Krstić employs a similar strategy in relation to Slumdog Millionaire. He traces the film’s lineage through Indian film history, including its recycling of earlier Bombay cinema genres, such as gangster films, family melodramas and the homeless/street kid film, the representation of slums in Bollywood cinema and the influence of and connection to Italian neo-realism at a transnational level. He notes that the mixture of the film’s subject matter and its commercially motivated rags-to-riches template removes it from any claim to being a realistic portrait of the city and accounts for some of the cruder critiques of the film as “poverty porn” (p. 233). Having acknowledged Slumdog Millionaire’s rejection of a conventionally realist approach, Krstić focuses on the film’s presentational aesthetics, including its attempts to capture the rapidly changing city of Bombay “through a kinetic camera and editing style”, on display from the immersive opening chase scene (p. 243). He also sees this visceral, affective dimension in the film’s emphasis on its protagonists’ vulnerability, such as through repeated depictions of characters sleeping in public places.
This book will be of interest to a wide range of readers including, but not limited to, those interested in the shifting boundaries between fiction and non-fiction and the politics and ideology of representing reality, cultural studies, national cinema, globalisation and transnational cinema. All the case studies are thorough, detailing historical context and the intersection between ideology, history, culture and style. In what is clearly a passion project, Krstić’s ambition to tell a story that has been absent up to this point is admirable. As he says in his introduction, when it comes to the topic of slums “one cannot isolate aesthetics from political and ethical concerns; instead one needs to consider them as indissolubly entangled” (p. 2). Undertaking nothing less than a genealogy of the representation of slums in popular media, harking back to the pre-cinematic era, Krstić has taken on a huge challenge. Cataloguing a large group of thematically connected films, he deftly analyses shifting and recurring currents across time and space in this absorbing and accessible study.

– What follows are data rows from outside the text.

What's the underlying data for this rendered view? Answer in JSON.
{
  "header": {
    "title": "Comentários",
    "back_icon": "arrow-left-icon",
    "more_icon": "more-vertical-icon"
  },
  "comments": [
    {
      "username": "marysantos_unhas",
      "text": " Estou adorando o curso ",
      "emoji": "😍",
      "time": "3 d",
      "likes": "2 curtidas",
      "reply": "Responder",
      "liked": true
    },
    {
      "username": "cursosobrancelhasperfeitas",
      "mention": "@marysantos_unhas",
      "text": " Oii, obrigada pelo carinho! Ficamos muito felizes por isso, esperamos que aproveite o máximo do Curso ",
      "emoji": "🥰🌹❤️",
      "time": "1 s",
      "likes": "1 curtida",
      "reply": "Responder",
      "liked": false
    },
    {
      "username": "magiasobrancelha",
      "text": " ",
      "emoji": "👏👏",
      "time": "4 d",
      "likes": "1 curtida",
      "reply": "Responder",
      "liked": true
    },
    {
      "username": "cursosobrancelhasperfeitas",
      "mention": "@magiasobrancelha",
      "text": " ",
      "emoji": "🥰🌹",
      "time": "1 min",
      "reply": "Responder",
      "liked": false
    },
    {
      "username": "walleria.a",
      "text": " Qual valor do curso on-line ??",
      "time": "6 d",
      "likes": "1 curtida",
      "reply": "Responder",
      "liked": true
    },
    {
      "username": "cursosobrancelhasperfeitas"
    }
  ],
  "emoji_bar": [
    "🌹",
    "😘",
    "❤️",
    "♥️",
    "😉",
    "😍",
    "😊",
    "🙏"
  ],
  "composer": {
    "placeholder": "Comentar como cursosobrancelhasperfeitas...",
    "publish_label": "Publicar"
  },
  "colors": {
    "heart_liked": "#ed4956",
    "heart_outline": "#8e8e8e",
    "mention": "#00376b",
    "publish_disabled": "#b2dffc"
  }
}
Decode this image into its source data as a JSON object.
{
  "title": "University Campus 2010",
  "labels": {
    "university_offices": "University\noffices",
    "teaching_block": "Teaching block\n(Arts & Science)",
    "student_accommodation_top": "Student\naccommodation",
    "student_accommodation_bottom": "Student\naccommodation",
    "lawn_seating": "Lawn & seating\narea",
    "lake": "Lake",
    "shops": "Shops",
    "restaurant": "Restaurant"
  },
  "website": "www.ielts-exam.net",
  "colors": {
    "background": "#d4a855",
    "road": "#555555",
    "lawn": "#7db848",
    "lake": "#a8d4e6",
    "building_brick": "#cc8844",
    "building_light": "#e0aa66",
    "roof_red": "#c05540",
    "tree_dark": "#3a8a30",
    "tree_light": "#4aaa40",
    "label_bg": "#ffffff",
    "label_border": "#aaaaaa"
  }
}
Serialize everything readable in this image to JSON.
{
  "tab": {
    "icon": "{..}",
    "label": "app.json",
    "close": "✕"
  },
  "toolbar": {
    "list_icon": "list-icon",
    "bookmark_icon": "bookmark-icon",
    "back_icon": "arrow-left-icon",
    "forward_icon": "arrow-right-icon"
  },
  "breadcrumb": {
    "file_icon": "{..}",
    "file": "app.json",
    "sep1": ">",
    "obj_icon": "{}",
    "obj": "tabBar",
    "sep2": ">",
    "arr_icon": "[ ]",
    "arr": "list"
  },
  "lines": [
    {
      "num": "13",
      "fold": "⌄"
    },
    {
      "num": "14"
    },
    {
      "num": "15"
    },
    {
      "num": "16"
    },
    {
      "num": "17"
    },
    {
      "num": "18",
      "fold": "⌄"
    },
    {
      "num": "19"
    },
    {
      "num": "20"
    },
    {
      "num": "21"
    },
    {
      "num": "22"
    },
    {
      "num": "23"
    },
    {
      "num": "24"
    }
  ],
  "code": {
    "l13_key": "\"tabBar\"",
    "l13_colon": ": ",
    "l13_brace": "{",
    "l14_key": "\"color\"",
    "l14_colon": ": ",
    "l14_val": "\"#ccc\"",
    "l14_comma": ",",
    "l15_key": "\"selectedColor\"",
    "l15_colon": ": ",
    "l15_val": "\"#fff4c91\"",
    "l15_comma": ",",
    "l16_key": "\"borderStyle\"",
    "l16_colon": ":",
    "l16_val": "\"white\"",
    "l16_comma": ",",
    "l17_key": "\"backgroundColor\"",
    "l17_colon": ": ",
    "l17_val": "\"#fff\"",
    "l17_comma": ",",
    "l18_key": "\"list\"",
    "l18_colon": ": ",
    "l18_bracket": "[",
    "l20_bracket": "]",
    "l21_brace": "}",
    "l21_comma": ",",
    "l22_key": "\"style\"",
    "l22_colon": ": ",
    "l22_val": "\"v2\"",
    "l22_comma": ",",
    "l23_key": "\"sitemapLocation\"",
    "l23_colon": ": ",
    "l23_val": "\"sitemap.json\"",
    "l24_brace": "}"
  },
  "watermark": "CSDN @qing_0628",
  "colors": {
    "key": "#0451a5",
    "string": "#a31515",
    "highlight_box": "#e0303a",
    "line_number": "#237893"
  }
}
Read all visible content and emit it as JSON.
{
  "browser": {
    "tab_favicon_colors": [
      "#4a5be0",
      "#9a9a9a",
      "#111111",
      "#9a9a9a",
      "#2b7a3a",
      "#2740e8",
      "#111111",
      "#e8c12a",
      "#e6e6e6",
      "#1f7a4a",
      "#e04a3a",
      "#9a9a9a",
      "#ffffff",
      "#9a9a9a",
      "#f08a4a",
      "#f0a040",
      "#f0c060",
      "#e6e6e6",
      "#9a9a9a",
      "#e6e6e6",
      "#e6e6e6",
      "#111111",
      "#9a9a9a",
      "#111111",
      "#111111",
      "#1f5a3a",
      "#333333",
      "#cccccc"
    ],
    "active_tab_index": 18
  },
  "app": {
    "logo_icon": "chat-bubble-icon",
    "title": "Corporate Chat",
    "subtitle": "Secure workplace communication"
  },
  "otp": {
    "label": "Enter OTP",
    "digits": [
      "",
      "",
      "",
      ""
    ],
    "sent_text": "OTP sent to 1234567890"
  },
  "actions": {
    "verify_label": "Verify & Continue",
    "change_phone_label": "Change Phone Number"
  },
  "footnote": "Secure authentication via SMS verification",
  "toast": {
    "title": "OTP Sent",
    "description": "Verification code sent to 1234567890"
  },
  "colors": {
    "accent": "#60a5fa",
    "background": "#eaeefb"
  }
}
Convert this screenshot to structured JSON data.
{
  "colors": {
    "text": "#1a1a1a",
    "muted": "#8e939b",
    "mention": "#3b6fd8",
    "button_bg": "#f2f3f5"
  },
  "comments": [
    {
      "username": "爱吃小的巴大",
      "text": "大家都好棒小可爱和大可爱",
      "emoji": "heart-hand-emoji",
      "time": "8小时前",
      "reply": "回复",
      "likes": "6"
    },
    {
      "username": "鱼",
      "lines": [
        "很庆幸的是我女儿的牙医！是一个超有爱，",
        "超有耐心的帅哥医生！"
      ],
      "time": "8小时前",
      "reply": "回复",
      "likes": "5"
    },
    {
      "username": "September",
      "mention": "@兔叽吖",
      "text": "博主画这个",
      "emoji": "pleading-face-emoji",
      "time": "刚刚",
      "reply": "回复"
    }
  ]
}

Igor Krstić, Slums on Screen: World Cinema and the Planet of Slums (Edinburgh: Edinburgh University Press, 2016)